* WORK TO BE COMPLETED: Your answer needs to include each line of the records in which the string "glyph" can be found.

* EXCERPTED DATA:

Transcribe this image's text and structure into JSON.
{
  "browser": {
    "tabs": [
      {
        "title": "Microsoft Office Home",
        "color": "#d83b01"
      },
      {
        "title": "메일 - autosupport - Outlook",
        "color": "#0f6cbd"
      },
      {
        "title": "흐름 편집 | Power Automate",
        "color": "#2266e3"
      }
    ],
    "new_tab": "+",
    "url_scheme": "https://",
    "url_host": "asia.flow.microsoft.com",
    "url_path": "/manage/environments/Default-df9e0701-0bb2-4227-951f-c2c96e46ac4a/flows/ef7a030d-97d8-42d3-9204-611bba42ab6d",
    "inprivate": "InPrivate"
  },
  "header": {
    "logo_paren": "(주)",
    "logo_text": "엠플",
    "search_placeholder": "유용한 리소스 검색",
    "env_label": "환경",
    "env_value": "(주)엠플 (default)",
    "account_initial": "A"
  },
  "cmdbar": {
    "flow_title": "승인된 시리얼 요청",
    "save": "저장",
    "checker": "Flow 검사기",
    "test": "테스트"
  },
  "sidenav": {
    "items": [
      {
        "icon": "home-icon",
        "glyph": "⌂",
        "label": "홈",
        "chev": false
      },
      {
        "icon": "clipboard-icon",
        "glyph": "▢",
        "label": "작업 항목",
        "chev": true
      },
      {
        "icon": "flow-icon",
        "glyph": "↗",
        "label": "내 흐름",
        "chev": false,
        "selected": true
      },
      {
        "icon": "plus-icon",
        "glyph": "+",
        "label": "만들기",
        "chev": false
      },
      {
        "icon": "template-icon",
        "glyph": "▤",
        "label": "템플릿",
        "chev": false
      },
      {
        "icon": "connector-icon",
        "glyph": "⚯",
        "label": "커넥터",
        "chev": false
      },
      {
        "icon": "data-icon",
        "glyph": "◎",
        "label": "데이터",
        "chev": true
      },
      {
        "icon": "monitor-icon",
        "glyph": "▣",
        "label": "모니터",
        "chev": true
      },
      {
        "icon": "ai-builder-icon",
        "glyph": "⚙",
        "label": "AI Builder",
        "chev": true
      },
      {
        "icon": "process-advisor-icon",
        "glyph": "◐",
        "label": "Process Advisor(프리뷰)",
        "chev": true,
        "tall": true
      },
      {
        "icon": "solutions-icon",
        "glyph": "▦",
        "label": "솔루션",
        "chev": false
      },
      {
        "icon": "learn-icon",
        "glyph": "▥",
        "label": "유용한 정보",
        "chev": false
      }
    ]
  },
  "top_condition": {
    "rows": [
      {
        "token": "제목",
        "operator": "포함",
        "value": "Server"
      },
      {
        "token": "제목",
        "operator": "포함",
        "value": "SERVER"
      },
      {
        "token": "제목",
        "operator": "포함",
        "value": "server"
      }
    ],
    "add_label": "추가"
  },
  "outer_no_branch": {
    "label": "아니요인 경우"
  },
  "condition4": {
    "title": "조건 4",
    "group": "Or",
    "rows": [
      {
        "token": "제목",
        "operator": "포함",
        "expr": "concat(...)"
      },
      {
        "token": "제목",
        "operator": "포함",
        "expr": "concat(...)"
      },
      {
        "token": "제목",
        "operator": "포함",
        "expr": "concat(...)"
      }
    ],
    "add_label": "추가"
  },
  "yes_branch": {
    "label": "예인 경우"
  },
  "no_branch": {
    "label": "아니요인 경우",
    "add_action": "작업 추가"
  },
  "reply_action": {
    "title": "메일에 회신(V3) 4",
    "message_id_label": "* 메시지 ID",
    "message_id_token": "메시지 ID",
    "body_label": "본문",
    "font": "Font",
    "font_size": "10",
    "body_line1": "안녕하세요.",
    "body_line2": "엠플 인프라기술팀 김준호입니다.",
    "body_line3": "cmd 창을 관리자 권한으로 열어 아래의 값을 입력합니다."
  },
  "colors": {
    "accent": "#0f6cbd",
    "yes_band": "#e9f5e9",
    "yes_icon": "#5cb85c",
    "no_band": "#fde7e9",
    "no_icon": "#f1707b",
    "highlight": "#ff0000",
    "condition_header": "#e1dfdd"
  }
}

* EXERCISE OUTPUT:
        "glyph": "⌂",
        "glyph": "▢",
        "glyph": "↗",
        "glyph": "+",
        "glyph": "▤",
        "glyph": "⚯",
        "glyph": "◎",
        "glyph": "▣",
        "glyph": "⚙",
        "glyph": "◐",
        "glyph": "▦",
        "glyph": "▥",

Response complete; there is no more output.